**TASK DESCRIPTION**.
Look for "mysql" in the records and copy every line that has it.

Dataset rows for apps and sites
################

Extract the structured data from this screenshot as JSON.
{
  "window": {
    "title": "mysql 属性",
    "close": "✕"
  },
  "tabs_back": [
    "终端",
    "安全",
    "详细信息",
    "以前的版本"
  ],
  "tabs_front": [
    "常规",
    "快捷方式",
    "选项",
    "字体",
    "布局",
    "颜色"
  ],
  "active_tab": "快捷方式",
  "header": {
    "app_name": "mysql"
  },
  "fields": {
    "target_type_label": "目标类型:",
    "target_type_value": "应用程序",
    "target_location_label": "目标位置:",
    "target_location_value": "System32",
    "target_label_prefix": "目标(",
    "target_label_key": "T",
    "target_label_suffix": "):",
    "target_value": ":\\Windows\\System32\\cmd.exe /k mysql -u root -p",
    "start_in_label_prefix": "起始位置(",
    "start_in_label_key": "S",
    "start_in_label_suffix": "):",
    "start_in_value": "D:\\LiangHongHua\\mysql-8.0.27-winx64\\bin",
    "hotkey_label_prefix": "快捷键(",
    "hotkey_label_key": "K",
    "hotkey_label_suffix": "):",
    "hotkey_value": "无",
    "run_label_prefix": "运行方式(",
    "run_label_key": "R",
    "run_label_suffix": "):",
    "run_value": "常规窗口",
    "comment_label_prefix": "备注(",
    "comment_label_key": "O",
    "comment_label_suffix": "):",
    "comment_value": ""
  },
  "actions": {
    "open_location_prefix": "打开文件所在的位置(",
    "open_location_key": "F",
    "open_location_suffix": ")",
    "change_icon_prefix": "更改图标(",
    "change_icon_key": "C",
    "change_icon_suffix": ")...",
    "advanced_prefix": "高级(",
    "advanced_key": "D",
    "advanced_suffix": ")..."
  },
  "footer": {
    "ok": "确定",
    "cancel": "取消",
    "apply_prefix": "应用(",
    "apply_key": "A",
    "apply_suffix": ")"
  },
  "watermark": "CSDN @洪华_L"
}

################

**TASK RESPONSE**.
    "title": "mysql 属性",
    "app_name": "mysql"
    "target_value": ":\\Windows\\System32\\cmd.exe /k mysql -u root -p",
    "start_in_value": "D:\\LiangHongHua\\mysql-8.0.27-winx64\\bin",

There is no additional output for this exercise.